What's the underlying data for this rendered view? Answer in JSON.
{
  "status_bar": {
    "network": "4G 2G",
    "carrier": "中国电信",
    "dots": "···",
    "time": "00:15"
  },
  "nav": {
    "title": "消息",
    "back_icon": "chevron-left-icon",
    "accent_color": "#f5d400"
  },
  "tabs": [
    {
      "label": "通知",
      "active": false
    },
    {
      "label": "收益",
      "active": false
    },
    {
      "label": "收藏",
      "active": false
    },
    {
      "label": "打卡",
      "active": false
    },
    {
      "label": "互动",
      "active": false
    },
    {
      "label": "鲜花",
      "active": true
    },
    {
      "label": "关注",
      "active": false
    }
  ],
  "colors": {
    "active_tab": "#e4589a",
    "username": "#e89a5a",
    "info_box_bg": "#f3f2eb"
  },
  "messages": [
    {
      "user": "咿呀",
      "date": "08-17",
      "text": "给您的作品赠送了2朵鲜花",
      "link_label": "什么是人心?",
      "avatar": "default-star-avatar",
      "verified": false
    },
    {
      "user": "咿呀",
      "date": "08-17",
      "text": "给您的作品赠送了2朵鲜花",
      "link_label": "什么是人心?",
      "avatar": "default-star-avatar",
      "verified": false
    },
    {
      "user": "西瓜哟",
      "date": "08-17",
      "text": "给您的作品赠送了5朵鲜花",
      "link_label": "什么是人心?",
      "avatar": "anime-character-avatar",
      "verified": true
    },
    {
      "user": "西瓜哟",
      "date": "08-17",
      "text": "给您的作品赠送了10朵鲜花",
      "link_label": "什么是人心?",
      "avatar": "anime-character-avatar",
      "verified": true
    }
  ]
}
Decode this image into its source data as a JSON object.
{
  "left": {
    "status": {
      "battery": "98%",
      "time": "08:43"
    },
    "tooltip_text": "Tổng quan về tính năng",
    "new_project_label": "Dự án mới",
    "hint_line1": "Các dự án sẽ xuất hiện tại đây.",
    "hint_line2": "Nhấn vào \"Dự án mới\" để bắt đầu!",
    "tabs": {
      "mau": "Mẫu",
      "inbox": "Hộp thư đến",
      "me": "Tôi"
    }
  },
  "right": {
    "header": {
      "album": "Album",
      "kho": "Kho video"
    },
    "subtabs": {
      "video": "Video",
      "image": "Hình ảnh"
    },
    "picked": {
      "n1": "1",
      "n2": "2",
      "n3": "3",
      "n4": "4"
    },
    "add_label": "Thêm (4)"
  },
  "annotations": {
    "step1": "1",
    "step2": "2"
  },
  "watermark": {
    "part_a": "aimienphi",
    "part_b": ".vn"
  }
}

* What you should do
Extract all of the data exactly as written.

* Worked solution
What's the underlying data for this rendered view? Answer in JSON.
{
  "status_bar": {
    "network": "4G 2G",
    "carrier": "中国电信",
    "dots": "···",
    "time": "00:15"
  },
  "nav": {
    "title": "消息",
    "back_icon": "chevron-left-icon",
    "accent_color": "#f5d400"
  },
  "tabs": [
    {
      "label": "通知",
      "active": false
    },
    {
      "label": "收益",
      "active": false
    },
    {
      "label": "收藏",
      "active": false
    },
    {
      "label": "打卡",
      "active": false
    },
    {
      "label": "互动",
      "active": false
    },
    {
      "label": "鲜花",
      "active": true
    },
    {
      "label": "关注",
      "active": false
    }
  ],
  "colors": {
    "active_tab": "#e4589a",
    "username": "#e89a5a",
    "info_box_bg": "#f3f2eb"
  },
  "messages": [
    {
      "user": "咿呀",
      "date": "08-17",
      "text": "给您的作品赠送了2朵鲜花",
      "link_label": "什么是人心?",
      "avatar": "default-star-avatar",
      "verified": false
    },
    {
      "user": "咿呀",
      "date": "08-17",
      "text": "给您的作品赠送了2朵鲜花",
      "link_label": "什么是人心?",
      "avatar": "default-star-avatar",
      "verified": false
    },
    {
      "user": "西瓜哟",
      "date": "08-17",
      "text": "给您的作品赠送了5朵鲜花",
      "link_label": "什么是人心?",
      "avatar": "anime-character-avatar",
      "verified": true
    },
    {
      "user": "西瓜哟",
      "date": "08-17",
      "text": "给您的作品赠送了10朵鲜花",
      "link_label": "什么是人心?",
      "avatar": "anime-character-avatar",
      "verified": true
    }
  ]
}
Decode this image into its source data as a JSON object.
{
  "left": {
    "status": {
      "battery": "98%",
      "time": "08:43"
    },
    "tooltip_text": "Tổng quan về tính năng",
    "new_project_label": "Dự án mới",
    "hint_line1": "Các dự án sẽ xuất hiện tại đây.",
    "hint_line2": "Nhấn vào \"Dự án mới\" để bắt đầu!",
    "tabs": {
      "mau": "Mẫu",
      "inbox": "Hộp thư đến",
      "me": "Tôi"
    }
  },
  "right": {
    "header": {
      "album": "Album",
      "kho": "Kho video"
    },
    "subtabs": {
      "video": "Video",
      "image": "Hình ảnh"
    },
    "picked": {
      "n1": "1",
      "n2": "2",
      "n3": "3",
      "n4": "4"
    },
    "add_label": "Thêm (4)"
  },
  "annotations": {
    "step1": "1",
    "step2": "2"
  },
  "watermark": {
    "part_a": "aimienphi",
    "part_b": ".vn"
  }
}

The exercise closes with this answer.